Huawei’s American chip suppliers such as Qualcomm and Intel are pressing the U.S. government to loosen its ban on sales to the Chinese telecom.
Reuters reports executives from U.S. Chipmakers Intel and Xilinx attended a meeting late last month with the Commerce Department, to discuss a response to Huawei’s placement on the banned list. Qualcomm, too, discussed the issue with the Commerce Department, according to Reuters.
The chip makers pointed out that selling commonly-available parts for smartphones and smartwatches to Huawei are not likely to present the same security risks as the Chinese telecom’s 5G networking gear. “This isn’t about helping Huawei. It’s about preventing harm to American companies,” one of the sources told Reuters.
The ban, put in place because of national security reasons, bars American suppliers from selling to Huawei without special approval. The Commerce Department did make a concession days after the ban was put in place, announcing on May 20, that it would offer a temporary general license allowing Huawei to purchase U.S. goods, so it can help existing customers maintain the reliability of networks and equipment, Inside Towers reported.

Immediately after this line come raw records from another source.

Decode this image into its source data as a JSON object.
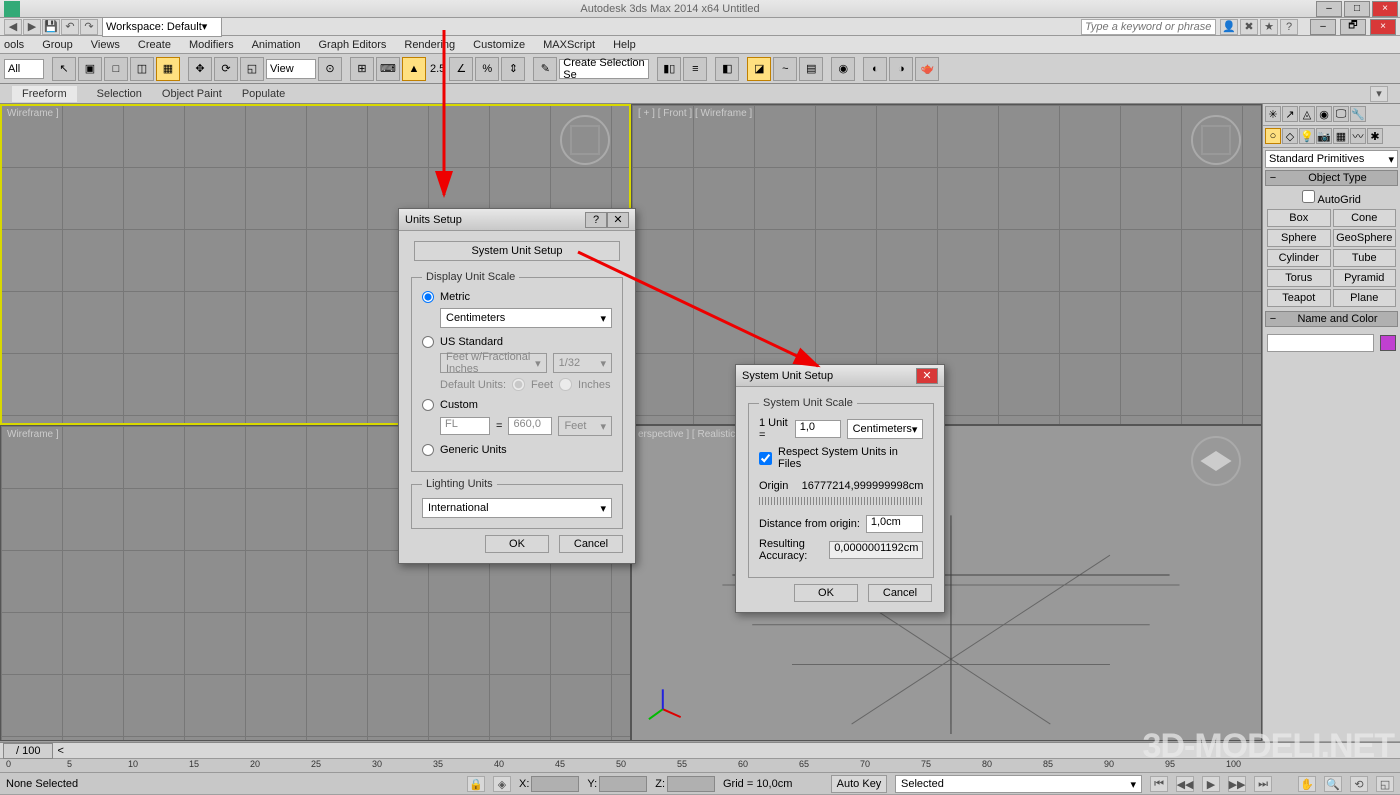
{
  "app": {
    "title": "Autodesk 3ds Max 2014 x64   Untitled",
    "workspace_label": "Workspace: Default",
    "search_placeholder": "Type a keyword or phrase"
  },
  "menubar": [
    "ools",
    "Group",
    "Views",
    "Create",
    "Modifiers",
    "Animation",
    "Graph Editors",
    "Rendering",
    "Customize",
    "MAXScript",
    "Help"
  ],
  "toolbar": {
    "all_label": "All",
    "view_label": "View",
    "num": "2.5",
    "sel_set": "Create Selection Se"
  },
  "ribbon": [
    "Freeform",
    "Selection",
    "Object Paint",
    "Populate"
  ],
  "viewports": {
    "top": "Wireframe ]",
    "front": "[ + ] [ Front ] [ Wireframe ]",
    "left": "Wireframe ]",
    "persp": "erspective ] [ Realistic ]"
  },
  "sidepanel": {
    "dropdown": "Standard Primitives",
    "rollout1": "Object Type",
    "autogrid": "AutoGrid",
    "prims": [
      "Box",
      "Cone",
      "Sphere",
      "GeoSphere",
      "Cylinder",
      "Tube",
      "Torus",
      "Pyramid",
      "Teapot",
      "Plane"
    ],
    "rollout2": "Name and Color"
  },
  "dialog1": {
    "title": "Units Setup",
    "sys_btn": "System Unit Setup",
    "group1": "Display Unit Scale",
    "opt_metric": "Metric",
    "metric_combo": "Centimeters",
    "opt_us": "US Standard",
    "us_combo1": "Feet w/Fractional Inches",
    "us_combo2": "1/32",
    "default_units": "Default Units:",
    "feet": "Feet",
    "inches": "Inches",
    "opt_custom": "Custom",
    "custom_unit": "FL",
    "custom_eq": "=",
    "custom_val": "660,0",
    "custom_combo": "Feet",
    "opt_generic": "Generic Units",
    "group2": "Lighting Units",
    "lighting_combo": "International",
    "ok": "OK",
    "cancel": "Cancel"
  },
  "dialog2": {
    "title": "System Unit Setup",
    "group": "System Unit Scale",
    "oneunit": "1 Unit =",
    "val": "1,0",
    "unit": "Centimeters",
    "respect": "Respect System Units in Files",
    "origin_lbl": "Origin",
    "origin_val": "16777214,999999998cm",
    "dist_lbl": "Distance from origin:",
    "dist_val": "1,0cm",
    "acc_lbl": "Resulting Accuracy:",
    "acc_val": "0,0000001192cm",
    "ok": "OK",
    "cancel": "Cancel"
  },
  "status": {
    "slider": "/ 100",
    "ticks": [
      "0",
      "5",
      "10",
      "15",
      "20",
      "25",
      "30",
      "35",
      "40",
      "45",
      "50",
      "55",
      "60",
      "65",
      "70",
      "75",
      "80",
      "85",
      "90",
      "95",
      "100"
    ],
    "selected": "None Selected",
    "x": "X:",
    "y": "Y:",
    "z": "Z:",
    "grid": "Grid = 10,0cm",
    "autokey": "Auto Key",
    "selected_dd": "Selected"
  },
  "watermark": "3D-MODELI.NET"
}
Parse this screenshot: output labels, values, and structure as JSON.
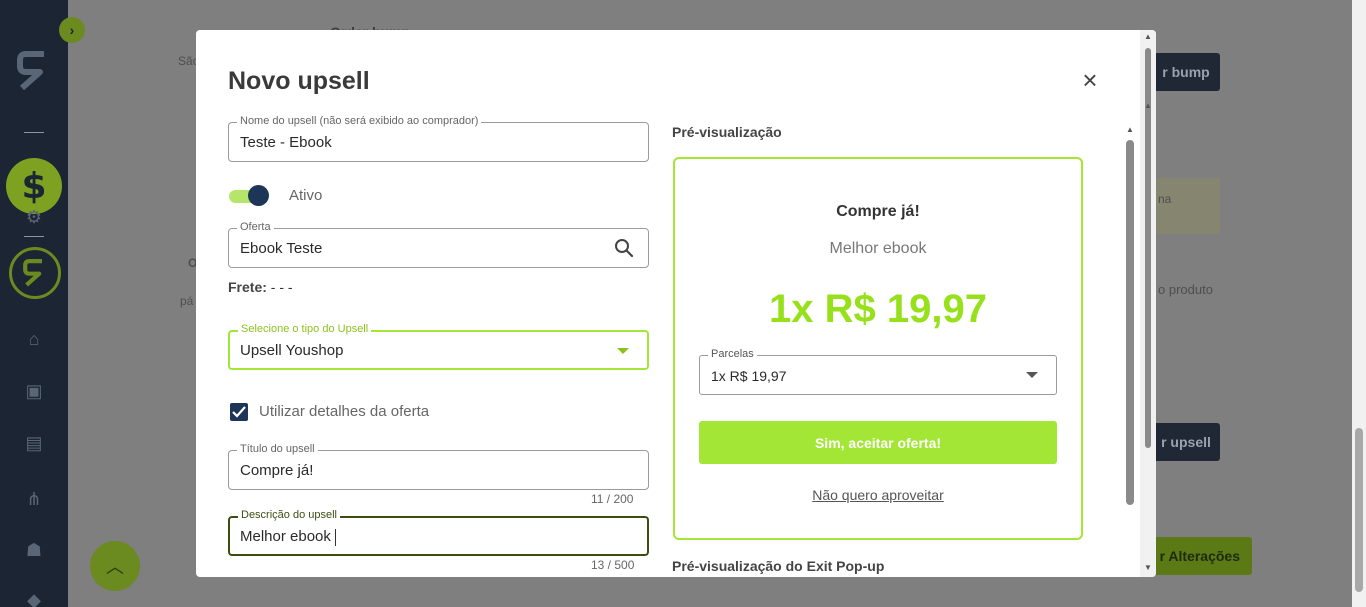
{
  "background": {
    "texts": [
      "Order bump",
      "São",
      "O",
      "pá",
      "na",
      "o produto"
    ],
    "buttons": [
      "r bump",
      "r upsell"
    ],
    "save_button": "r Alterações"
  },
  "modal": {
    "title": "Novo upsell",
    "close": "×",
    "fields": {
      "name": {
        "label": "Nome do upsell (não será exibido ao comprador)",
        "value": "Teste - Ebook"
      },
      "active": {
        "label": "Ativo",
        "checked": true
      },
      "offer": {
        "label": "Oferta",
        "value": "Ebook Teste"
      },
      "shipping": {
        "label": "Frete:",
        "value": "- - -"
      },
      "upsell_type": {
        "label": "Selecione o tipo do Upsell",
        "value": "Upsell Youshop"
      },
      "use_offer_details": {
        "label": "Utilizar detalhes da oferta",
        "checked": true
      },
      "upsell_title": {
        "label": "Título do upsell",
        "value": "Compre já!",
        "counter": "11 / 200"
      },
      "upsell_description": {
        "label": "Descrição do upsell",
        "value": "Melhor ebook",
        "counter": "13 / 500"
      }
    },
    "preview": {
      "label": "Pré-visualização",
      "card_title": "Compre já!",
      "card_description": "Melhor ebook",
      "price": "1x R$ 19,97",
      "installments_label": "Parcelas",
      "installments_value": "1x R$ 19,97",
      "accept_button": "Sim, aceitar oferta!",
      "decline_link": "Não quero aproveitar",
      "exit_popup_label": "Pré-visualização do Exit Pop-up"
    }
  },
  "colors": {
    "accent": "#a3e635",
    "price": "#97e01c",
    "navy": "#1d3557",
    "sidebar": "#1b2533"
  }
}
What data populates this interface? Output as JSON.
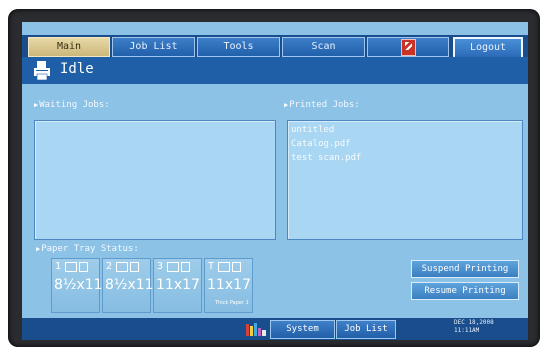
{
  "tabs": {
    "main": "Main",
    "job_list": "Job List",
    "tools": "Tools",
    "scan": "Scan",
    "logout": "Logout"
  },
  "status": {
    "text": "Idle"
  },
  "waiting": {
    "label": "Waiting Jobs:",
    "items": []
  },
  "printed": {
    "label": "Printed Jobs:",
    "items": [
      "untitled",
      "Catalog.pdf",
      "test scan.pdf"
    ]
  },
  "paper_tray": {
    "label": "Paper Tray Status:",
    "trays": [
      {
        "id": "1",
        "size": "8½x11",
        "note": ""
      },
      {
        "id": "2",
        "size": "8½x11",
        "note": ""
      },
      {
        "id": "3",
        "size": "11x17",
        "note": ""
      },
      {
        "id": "T",
        "size": "11x17",
        "note": "Thick Paper 1"
      }
    ]
  },
  "buttons": {
    "suspend": "Suspend Printing",
    "resume": "Resume Printing"
  },
  "bottom": {
    "system_status": "System Status",
    "job_list": "Job List"
  },
  "clock": {
    "date": "DEC 18,2008",
    "time": "11:11AM"
  },
  "colors": {
    "screen": "#8cc2e6",
    "bar": "#1e5fa8",
    "accent_tab": "#e8d9a8",
    "card_icon": "#c83428"
  },
  "icons": [
    "printer-icon",
    "card-icon",
    "tray-status-icon"
  ]
}
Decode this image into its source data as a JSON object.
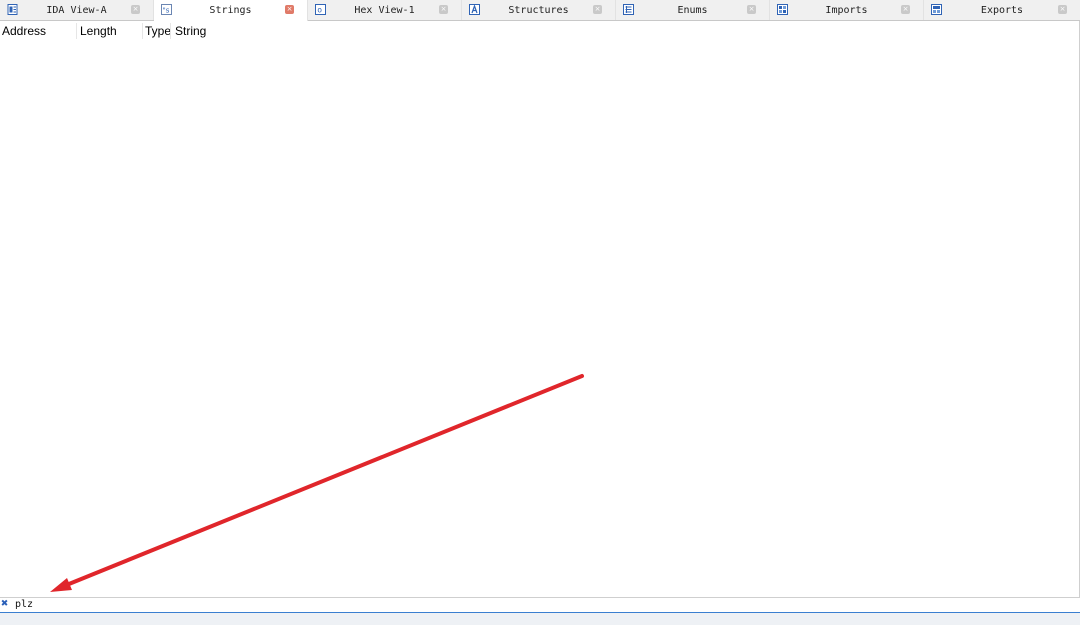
{
  "tabs": [
    {
      "label": "IDA View-A",
      "icon": "disassembly-view-icon",
      "active": false
    },
    {
      "label": "Strings",
      "icon": "strings-icon",
      "active": true
    },
    {
      "label": "Hex View-1",
      "icon": "hex-view-icon",
      "active": false
    },
    {
      "label": "Structures",
      "icon": "structures-icon",
      "active": false
    },
    {
      "label": "Enums",
      "icon": "enums-icon",
      "active": false
    },
    {
      "label": "Imports",
      "icon": "imports-icon",
      "active": false
    },
    {
      "label": "Exports",
      "icon": "exports-icon",
      "active": false
    }
  ],
  "tab_close_glyph": "×",
  "strings_window": {
    "columns": [
      "Address",
      "Length",
      "Type",
      "String"
    ],
    "rows": []
  },
  "filter": {
    "close_icon": "close-icon",
    "value": "plz"
  },
  "annotation": {
    "color": "#e0262b",
    "type": "arrow"
  },
  "colors": {
    "active_close": "#e07a68",
    "filter_border": "#3a7fd0",
    "icon_blue": "#2f63b5"
  }
}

Observers say U.S. suppliers don’t want to be seen as aiding an alleged spy, thief and sanctions violator, but they fear losing a good client and encouraging it to develop supplies elsewhere. The Semiconductor Industry Association arranged consultations with the U.S. government on behalf of the companies, to help them comply and brief officials on the impact of the ban.
Intel, Qualcomm and Xilinx declined to comment. Huawei did not respond to Reuters’ request for comment.
June 19, 2019